Master Rowley found the claimants’ costs to be globally disproportionate. He found it ‘inconceivable that the approach adopted by the claimants in this case would be upheld as a proportionate method of bringing these claims to a civil hearing. No case managing judge would allow sums of the magnitude claimed here to be spent in the working up of the claim before the close of pleadings in the court proceedings’ [65].

He went on to find that costs incurred in the following categories were not recoverable in this case:

–          Time spent that was irrelevant to the civil claim such as attending PIRs, the opening of the inquest, procedural matters, summing up, jury questions and waiting for the jury;

–          Time spent listening to witness statements being read.

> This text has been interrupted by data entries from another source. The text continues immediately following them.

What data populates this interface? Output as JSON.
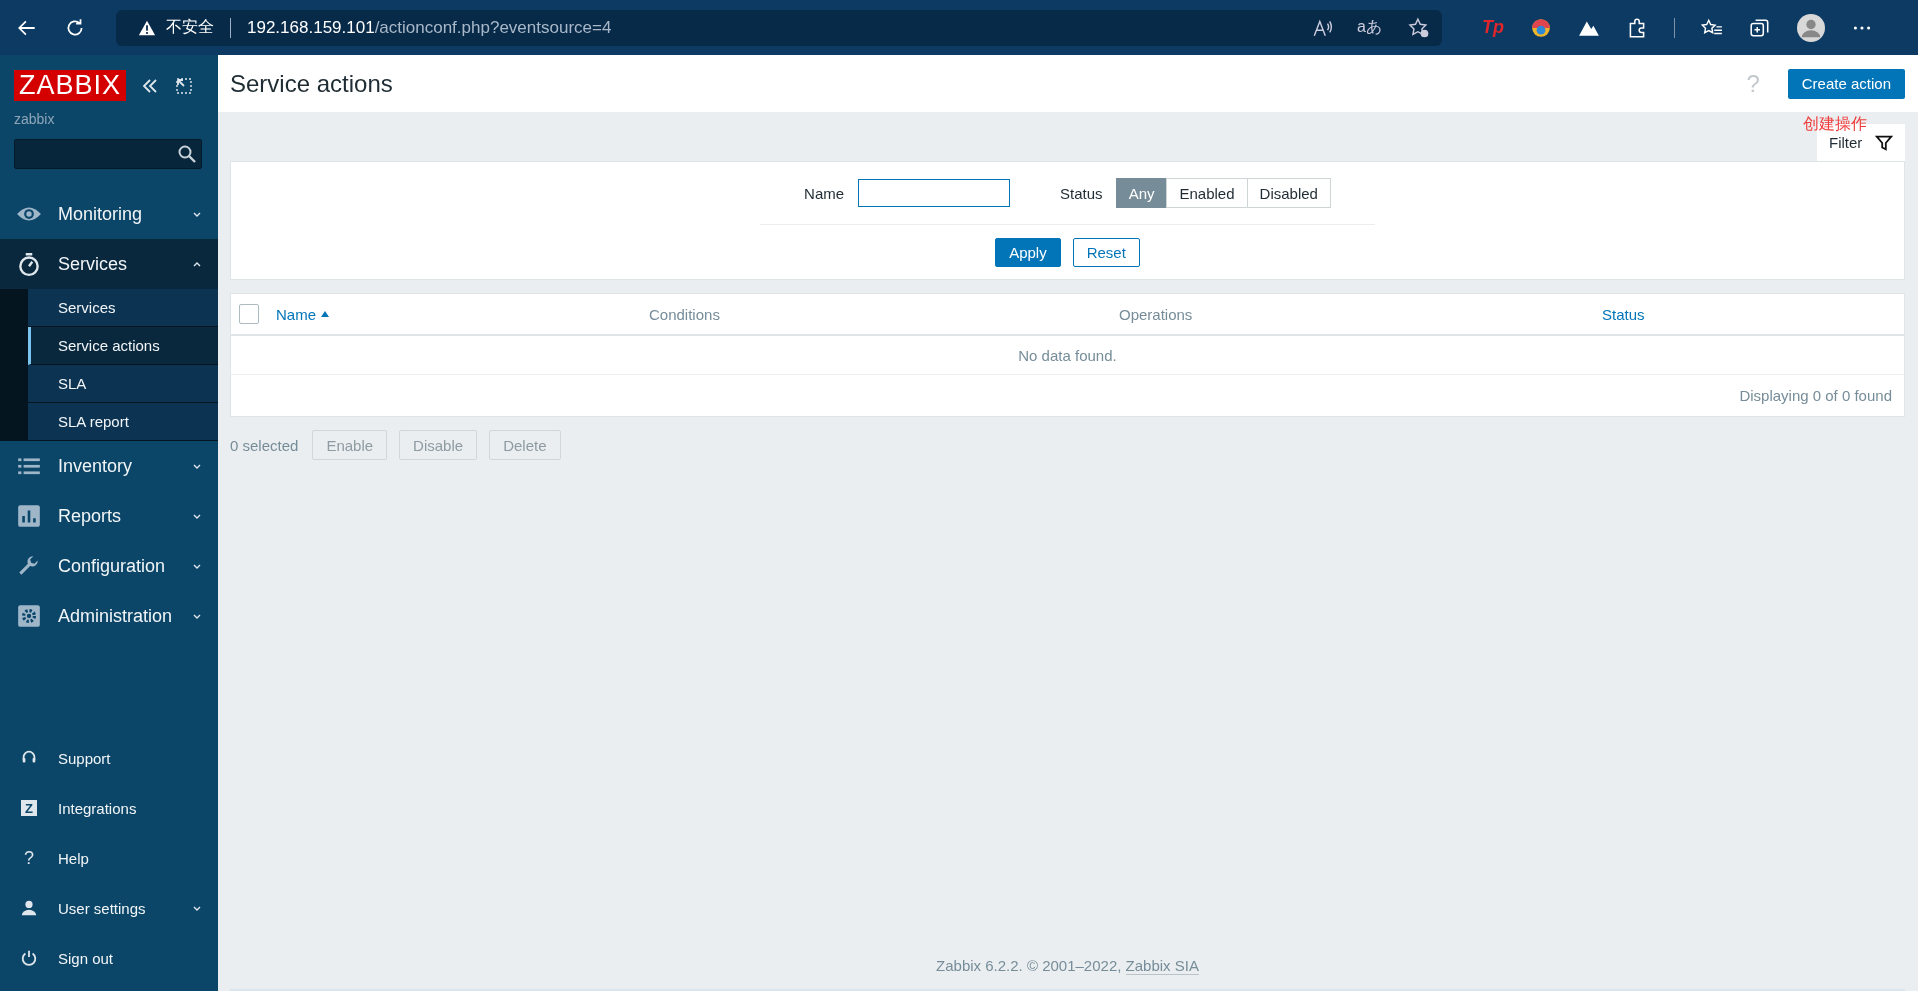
{
  "browser": {
    "security": "不安全",
    "host": "192.168.159.101",
    "path": "/actionconf.php?eventsource=4",
    "translate_glyph": "aあ",
    "extension_glyph": "Tp"
  },
  "sidebar": {
    "logo": "ZABBIX",
    "user": "zabbix",
    "menu": [
      {
        "label": "Monitoring",
        "kind": "eye",
        "expanded": false
      },
      {
        "label": "Services",
        "kind": "stopwatch",
        "expanded": true,
        "children": [
          {
            "label": "Services",
            "selected": false
          },
          {
            "label": "Service actions",
            "selected": true
          },
          {
            "label": "SLA",
            "selected": false
          },
          {
            "label": "SLA report",
            "selected": false
          }
        ]
      },
      {
        "label": "Inventory",
        "kind": "list",
        "expanded": false
      },
      {
        "label": "Reports",
        "kind": "chart",
        "expanded": false
      },
      {
        "label": "Configuration",
        "kind": "wrench",
        "expanded": false
      },
      {
        "label": "Administration",
        "kind": "gear",
        "expanded": false
      }
    ],
    "bottom": [
      {
        "label": "Support",
        "kind": "headset"
      },
      {
        "label": "Integrations",
        "kind": "glyphbox",
        "glyph": "Z"
      },
      {
        "label": "Help",
        "kind": "glyph",
        "glyph": "?"
      },
      {
        "label": "User settings",
        "kind": "user",
        "expanded": false
      },
      {
        "label": "Sign out",
        "kind": "power"
      }
    ]
  },
  "header": {
    "title": "Service actions",
    "help_glyph": "?",
    "create_button": "Create action",
    "annotation": "创建操作"
  },
  "filter": {
    "tab": "Filter",
    "name_label": "Name",
    "status_label": "Status",
    "status_options": [
      {
        "label": "Any",
        "selected": true
      },
      {
        "label": "Enabled",
        "selected": false
      },
      {
        "label": "Disabled",
        "selected": false
      }
    ],
    "apply": "Apply",
    "reset": "Reset"
  },
  "table": {
    "select_all_checked": false,
    "columns": [
      {
        "label": "Name",
        "link": true,
        "sorted": true
      },
      {
        "label": "Conditions",
        "link": false,
        "sorted": false
      },
      {
        "label": "Operations",
        "link": false,
        "sorted": false
      },
      {
        "label": "Status",
        "link": true,
        "sorted": false
      }
    ],
    "empty_message": "No data found.",
    "summary": "Displaying 0 of 0 found"
  },
  "actions": {
    "selected_count": "0 selected",
    "buttons": [
      {
        "label": "Enable",
        "disabled": true
      },
      {
        "label": "Disable",
        "disabled": true
      },
      {
        "label": "Delete",
        "disabled": true
      }
    ]
  },
  "footer": {
    "text": "Zabbix 6.2.2. © 2001–2022, ",
    "link": "Zabbix SIA"
  }
}
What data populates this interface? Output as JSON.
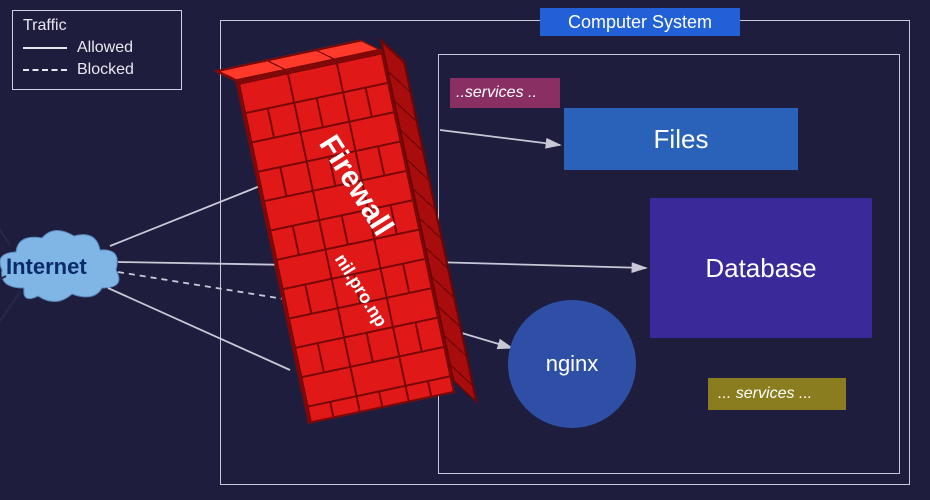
{
  "legend": {
    "title": "Traffic",
    "allowed": "Allowed",
    "blocked": "Blocked"
  },
  "internet": {
    "label": "Internet"
  },
  "firewall": {
    "label": "Firewall",
    "sublabel": "nil.pro.np"
  },
  "system": {
    "title": "Computer System",
    "services_top": "..services ..",
    "files": "Files",
    "database": "Database",
    "nginx": "nginx",
    "services_bottom": "... services ..."
  },
  "colors": {
    "bg": "#1f1d3e",
    "accent_blue": "#2160d6",
    "firewall_red": "#e01818",
    "db_purple": "#3a2a99",
    "files_blue": "#2a62b9",
    "nginx_blue": "#2f4fa6",
    "services_magenta": "#8a2f63",
    "services_olive": "#8a7d1f"
  }
}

Master Rowley awarded only the cost of junior counsel (though observed a senior solicitor may be equally suitable) for the following categories:

–          Attendance during the evidence of the Claimants’ own witnesses;

–          Attendance when no questions were asked by the Claimants’ team;

–          Attendance during the evidence of witnesses whom the coroner described as not being directly involved;

–          Attendance during the evidence of the Defendants’ systems witnesses.

Where witnesses had previously given evidence in other proceedings (here, the police disciplinary hearing), all that was recoverable were the costs of the attendance of a trainee solicitor to take a note. He found that ‘client care’ or ‘hand-holding’ fell within the private retainer regarding attending the inquest and was not part of the civil claim.

This decision is extremely helpful for defendants who are often presented with high bills for inquest attendance which have been incurred even before the claim has been issued or, as here, Particulars of Claim served. While the costs of attendance should be allowed where they are of use and benefit to the civil claim, Master Rowley’s robust approach will hopefully serve as a useful tool for management of such costs, and is clearly aligned to the new overriding objective and Lord Justice Jackson’s reforms with their emphasis on proportionality.

Georgina Wolfe was junior counsel on behalf of the three Defendants

The full text of the judgment can be found here.